* Your assignment
Every entry below should be printed exactly, without its images.

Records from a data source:
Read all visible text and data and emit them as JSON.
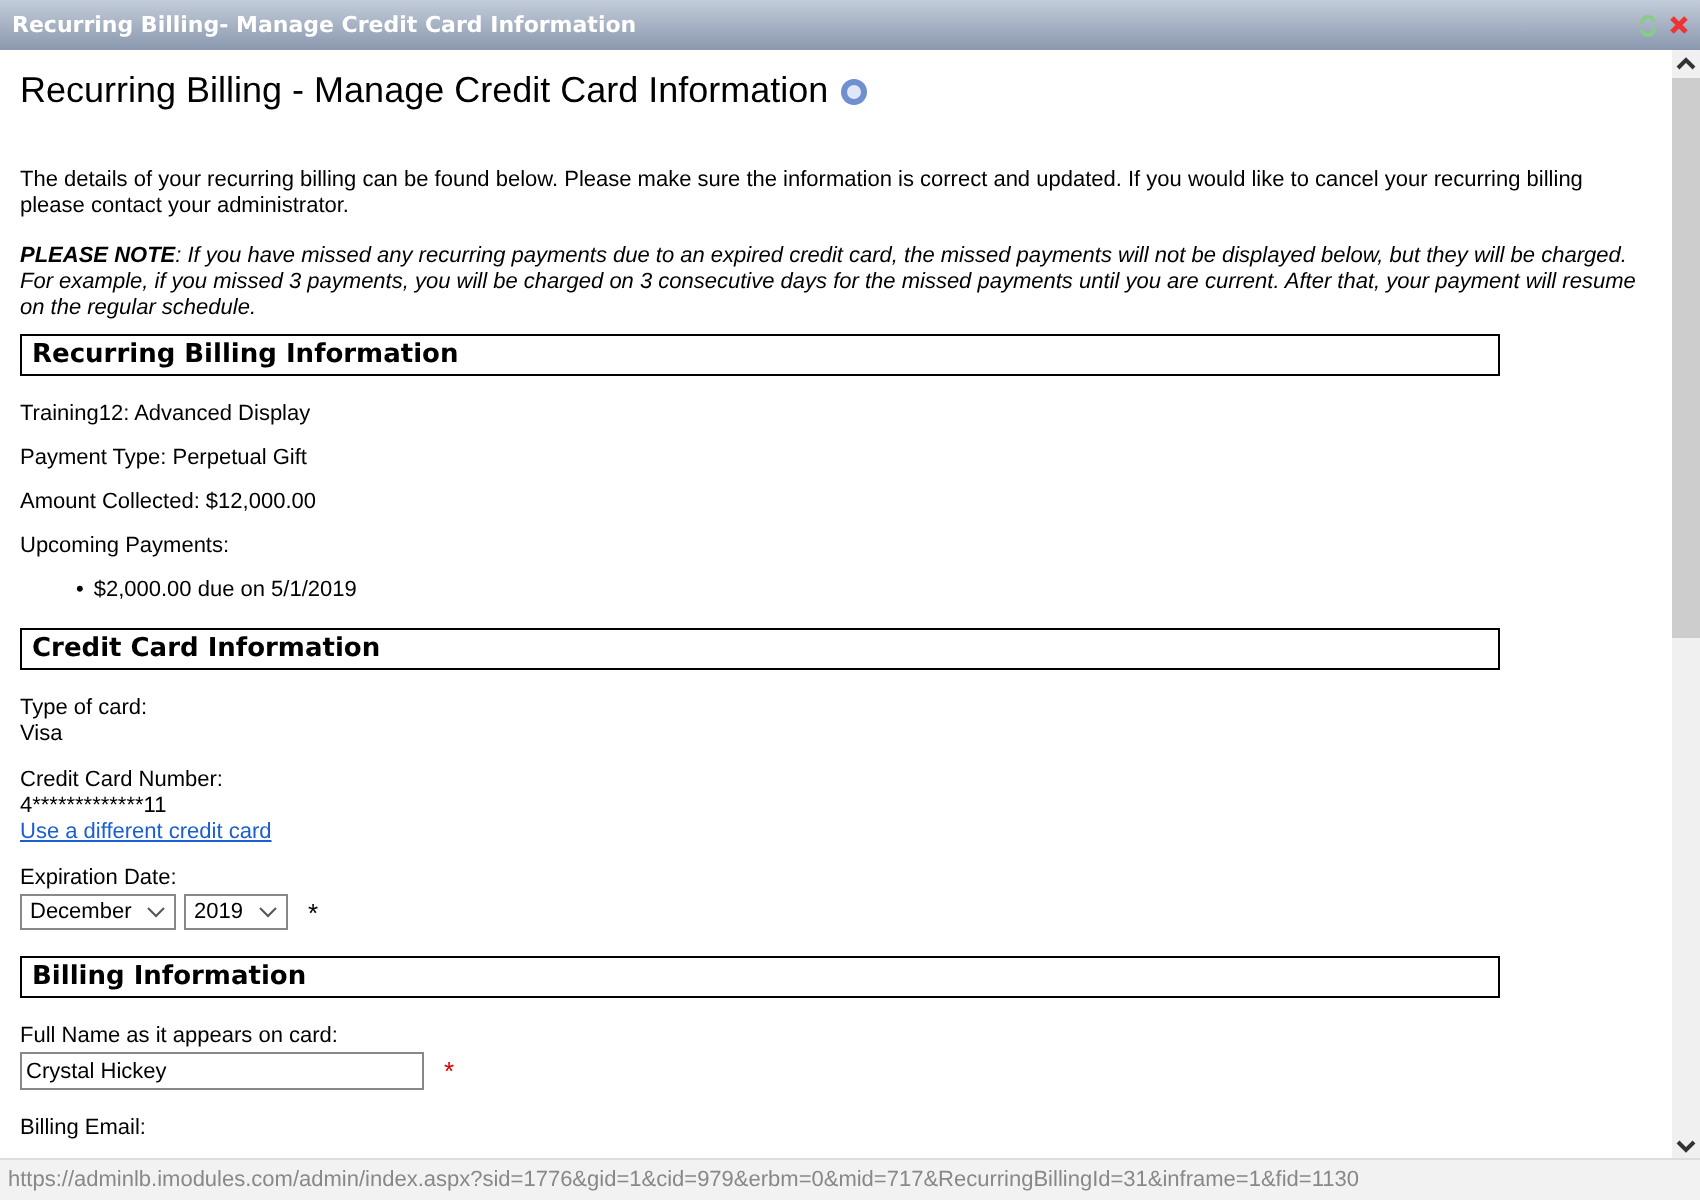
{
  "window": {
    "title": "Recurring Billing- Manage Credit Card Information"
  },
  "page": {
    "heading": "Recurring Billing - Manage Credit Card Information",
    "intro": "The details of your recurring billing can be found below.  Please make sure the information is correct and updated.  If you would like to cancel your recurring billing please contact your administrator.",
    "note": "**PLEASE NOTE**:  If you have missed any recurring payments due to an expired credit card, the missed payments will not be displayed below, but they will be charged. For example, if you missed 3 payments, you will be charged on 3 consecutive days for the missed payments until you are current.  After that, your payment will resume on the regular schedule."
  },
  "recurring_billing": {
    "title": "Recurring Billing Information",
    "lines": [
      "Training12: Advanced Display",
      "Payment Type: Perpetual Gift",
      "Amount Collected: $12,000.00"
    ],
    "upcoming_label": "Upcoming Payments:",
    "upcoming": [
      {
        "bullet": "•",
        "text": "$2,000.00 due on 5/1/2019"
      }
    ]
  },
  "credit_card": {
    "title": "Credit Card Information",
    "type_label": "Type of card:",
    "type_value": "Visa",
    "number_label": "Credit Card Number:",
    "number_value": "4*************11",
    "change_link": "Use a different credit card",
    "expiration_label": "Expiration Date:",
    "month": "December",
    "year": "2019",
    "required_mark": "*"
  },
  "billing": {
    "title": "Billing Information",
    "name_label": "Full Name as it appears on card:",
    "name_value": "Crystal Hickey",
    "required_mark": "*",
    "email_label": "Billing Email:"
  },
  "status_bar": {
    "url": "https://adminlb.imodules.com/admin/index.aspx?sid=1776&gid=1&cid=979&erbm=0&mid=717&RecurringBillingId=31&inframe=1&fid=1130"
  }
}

* Written reply
Read all visible text and data and emit them as JSON.
{
  "window": {
    "title": "Recurring Billing- Manage Credit Card Information"
  },
  "page": {
    "heading": "Recurring Billing - Manage Credit Card Information",
    "intro": "The details of your recurring billing can be found below.  Please make sure the information is correct and updated.  If you would like to cancel your recurring billing please contact your administrator.",
    "note": "**PLEASE NOTE**:  If you have missed any recurring payments due to an expired credit card, the missed payments will not be displayed below, but they will be charged. For example, if you missed 3 payments, you will be charged on 3 consecutive days for the missed payments until you are current.  After that, your payment will resume on the regular schedule."
  },
  "recurring_billing": {
    "title": "Recurring Billing Information",
    "lines": [
      "Training12: Advanced Display",
      "Payment Type: Perpetual Gift",
      "Amount Collected: $12,000.00"
    ],
    "upcoming_label": "Upcoming Payments:",
    "upcoming": [
      {
        "bullet": "•",
        "text": "$2,000.00 due on 5/1/2019"
      }
    ]
  },
  "credit_card": {
    "title": "Credit Card Information",
    "type_label": "Type of card:",
    "type_value": "Visa",
    "number_label": "Credit Card Number:",
    "number_value": "4*************11",
    "change_link": "Use a different credit card",
    "expiration_label": "Expiration Date:",
    "month": "December",
    "year": "2019",
    "required_mark": "*"
  },
  "billing": {
    "title": "Billing Information",
    "name_label": "Full Name as it appears on card:",
    "name_value": "Crystal Hickey",
    "required_mark": "*",
    "email_label": "Billing Email:"
  },
  "status_bar": {
    "url": "https://adminlb.imodules.com/admin/index.aspx?sid=1776&gid=1&cid=979&erbm=0&mid=717&RecurringBillingId=31&inframe=1&fid=1130"
  }
}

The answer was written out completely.